johndoe@excessivelylongwebsiteaddress.com and https://excessivelylongwebsiteaddress.com

You could hyperlink:

Email Me and Visit Website

The same rule applies to your social media links.

What Format Should Email Signatures Be

Coding is a scary but necessary component to making email signatures mobile-friendly.

There are three main types of email coding formats, each with its unique set of pros and cons.

1. Mobile-First Format

This email signature look prioritizes mobile-friendliness over everything else. The email signature is custom-tailored to mobile users.

While this may not sound like a bad thing, the problem with a mobile-first formatting approach is that it sacrifices desktop design. The result? Awkward-looking signatures when viewed on larger screens.

Nonetheless, if the majority of your clients come from mobile traffic then you have nothing to worry about.

2. Flexible Format
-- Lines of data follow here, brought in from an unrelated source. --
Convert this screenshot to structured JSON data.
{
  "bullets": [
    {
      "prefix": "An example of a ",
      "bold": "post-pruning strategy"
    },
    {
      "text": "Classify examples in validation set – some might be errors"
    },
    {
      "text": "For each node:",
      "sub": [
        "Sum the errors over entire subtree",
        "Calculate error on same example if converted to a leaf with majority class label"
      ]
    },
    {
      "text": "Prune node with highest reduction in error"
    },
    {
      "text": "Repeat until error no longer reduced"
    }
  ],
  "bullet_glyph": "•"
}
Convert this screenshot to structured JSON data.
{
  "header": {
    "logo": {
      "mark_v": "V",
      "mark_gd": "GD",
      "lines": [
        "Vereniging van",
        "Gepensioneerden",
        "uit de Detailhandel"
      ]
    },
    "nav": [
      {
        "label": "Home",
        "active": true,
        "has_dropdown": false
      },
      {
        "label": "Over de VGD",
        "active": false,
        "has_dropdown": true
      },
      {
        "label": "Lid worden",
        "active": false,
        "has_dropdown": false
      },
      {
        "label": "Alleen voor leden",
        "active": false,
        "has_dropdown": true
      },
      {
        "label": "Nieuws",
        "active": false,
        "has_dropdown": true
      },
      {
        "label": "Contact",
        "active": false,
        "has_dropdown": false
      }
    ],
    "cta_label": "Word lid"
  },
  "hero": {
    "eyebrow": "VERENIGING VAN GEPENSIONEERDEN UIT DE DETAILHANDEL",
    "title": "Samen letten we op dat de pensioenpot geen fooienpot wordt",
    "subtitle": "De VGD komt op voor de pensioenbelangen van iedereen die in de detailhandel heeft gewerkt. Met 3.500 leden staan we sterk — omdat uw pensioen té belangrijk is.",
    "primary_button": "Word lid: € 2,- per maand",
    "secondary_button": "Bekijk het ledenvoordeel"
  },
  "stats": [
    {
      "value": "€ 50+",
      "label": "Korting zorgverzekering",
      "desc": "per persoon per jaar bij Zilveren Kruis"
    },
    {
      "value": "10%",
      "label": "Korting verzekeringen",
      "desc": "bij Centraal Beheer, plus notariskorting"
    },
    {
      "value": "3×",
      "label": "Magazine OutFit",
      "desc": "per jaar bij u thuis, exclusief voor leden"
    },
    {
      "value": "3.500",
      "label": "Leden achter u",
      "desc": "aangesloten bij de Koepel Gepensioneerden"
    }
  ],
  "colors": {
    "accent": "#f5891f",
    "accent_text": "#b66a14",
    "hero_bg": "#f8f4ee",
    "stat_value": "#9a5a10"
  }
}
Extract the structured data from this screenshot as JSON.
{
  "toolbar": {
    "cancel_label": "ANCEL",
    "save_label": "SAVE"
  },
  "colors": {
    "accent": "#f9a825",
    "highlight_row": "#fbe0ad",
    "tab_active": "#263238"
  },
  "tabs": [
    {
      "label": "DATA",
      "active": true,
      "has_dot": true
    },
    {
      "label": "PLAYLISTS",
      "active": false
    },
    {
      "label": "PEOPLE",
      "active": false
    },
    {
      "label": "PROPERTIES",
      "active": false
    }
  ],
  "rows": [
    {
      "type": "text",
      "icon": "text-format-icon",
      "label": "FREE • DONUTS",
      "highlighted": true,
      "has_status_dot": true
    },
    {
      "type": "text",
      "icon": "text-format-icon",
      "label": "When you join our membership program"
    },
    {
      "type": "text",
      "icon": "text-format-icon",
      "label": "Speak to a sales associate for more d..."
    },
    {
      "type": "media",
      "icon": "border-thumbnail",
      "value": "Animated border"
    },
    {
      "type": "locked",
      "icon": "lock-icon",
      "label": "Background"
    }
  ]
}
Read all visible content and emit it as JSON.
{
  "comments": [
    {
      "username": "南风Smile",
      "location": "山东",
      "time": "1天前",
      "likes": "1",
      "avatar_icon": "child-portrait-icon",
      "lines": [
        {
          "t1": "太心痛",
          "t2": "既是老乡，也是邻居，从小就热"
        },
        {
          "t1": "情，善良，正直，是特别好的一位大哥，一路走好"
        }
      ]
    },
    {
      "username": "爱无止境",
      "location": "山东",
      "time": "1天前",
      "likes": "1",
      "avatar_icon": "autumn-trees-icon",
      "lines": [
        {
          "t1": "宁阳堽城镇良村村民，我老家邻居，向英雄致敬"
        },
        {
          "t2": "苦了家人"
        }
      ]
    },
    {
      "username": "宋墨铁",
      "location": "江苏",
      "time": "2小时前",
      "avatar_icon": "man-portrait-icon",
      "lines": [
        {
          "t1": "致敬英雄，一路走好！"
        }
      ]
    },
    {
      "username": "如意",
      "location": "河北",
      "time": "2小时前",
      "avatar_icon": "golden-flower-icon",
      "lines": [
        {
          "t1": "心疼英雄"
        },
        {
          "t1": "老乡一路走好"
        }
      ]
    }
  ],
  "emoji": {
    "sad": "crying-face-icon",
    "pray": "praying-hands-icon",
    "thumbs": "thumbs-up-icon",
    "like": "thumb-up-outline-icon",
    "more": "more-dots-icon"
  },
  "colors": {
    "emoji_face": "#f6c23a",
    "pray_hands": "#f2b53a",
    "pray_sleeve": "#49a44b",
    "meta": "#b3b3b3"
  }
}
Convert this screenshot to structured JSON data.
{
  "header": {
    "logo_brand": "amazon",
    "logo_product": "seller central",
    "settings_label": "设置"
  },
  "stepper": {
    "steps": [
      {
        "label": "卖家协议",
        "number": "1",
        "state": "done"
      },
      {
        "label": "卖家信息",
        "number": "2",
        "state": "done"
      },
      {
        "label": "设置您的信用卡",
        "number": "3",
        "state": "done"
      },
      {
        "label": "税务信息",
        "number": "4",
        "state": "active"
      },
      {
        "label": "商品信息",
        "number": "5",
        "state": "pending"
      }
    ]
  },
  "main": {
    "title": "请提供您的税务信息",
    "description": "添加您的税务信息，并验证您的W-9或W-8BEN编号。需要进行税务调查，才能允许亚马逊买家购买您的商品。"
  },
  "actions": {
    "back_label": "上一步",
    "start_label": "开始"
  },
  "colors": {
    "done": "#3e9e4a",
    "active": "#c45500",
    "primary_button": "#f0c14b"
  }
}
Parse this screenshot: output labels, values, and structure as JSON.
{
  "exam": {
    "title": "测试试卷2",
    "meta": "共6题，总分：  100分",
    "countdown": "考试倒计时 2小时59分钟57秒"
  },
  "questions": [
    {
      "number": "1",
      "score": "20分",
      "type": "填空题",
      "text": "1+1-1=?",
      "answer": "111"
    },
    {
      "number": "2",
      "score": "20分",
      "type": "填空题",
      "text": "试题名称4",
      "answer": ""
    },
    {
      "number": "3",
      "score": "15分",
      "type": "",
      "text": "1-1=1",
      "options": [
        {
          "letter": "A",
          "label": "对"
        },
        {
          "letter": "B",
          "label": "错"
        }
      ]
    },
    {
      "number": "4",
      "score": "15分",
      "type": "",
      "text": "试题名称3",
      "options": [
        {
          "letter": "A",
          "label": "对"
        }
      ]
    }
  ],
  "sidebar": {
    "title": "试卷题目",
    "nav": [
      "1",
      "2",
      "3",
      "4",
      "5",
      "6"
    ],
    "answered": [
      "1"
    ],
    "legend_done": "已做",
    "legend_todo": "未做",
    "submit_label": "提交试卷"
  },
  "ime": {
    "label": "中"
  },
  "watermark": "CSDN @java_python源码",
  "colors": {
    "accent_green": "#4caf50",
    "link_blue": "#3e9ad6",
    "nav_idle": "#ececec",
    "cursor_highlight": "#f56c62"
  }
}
If you’re not sure of the level of impact your email marketing efforts have on your brand then an email signature with a flexible layout might be what you need to turn things around. Not only are they easier to code, but they also look great on virtually all screen sizes.

On the flip side, they might water-down your brand’s creative potential, since flexible formats require a higher degree of simplicity to translate across different types of email clients.

3. Responsive Format

While this delivers remarkable results, it is often the most difficult to pull off. In this case, the code morphs itself to cater to a specific device and its respective email client.

For instance, a customer viewing your email on their iPhone may just see a simple CTA button. However, if they were to open it on their desktop client, they may view multiple CTAs, social media icons, more text, and larger images.

Upgrade With the Best Email Signature Generator

If you take away nothing else from this post, remember this: You’re always one bad-email-signature away from losing a deal of a lifetime. Optimize to convert.

Sign up for a free 14-day trial and find how PandaDoc can make your email signature mobile friendly.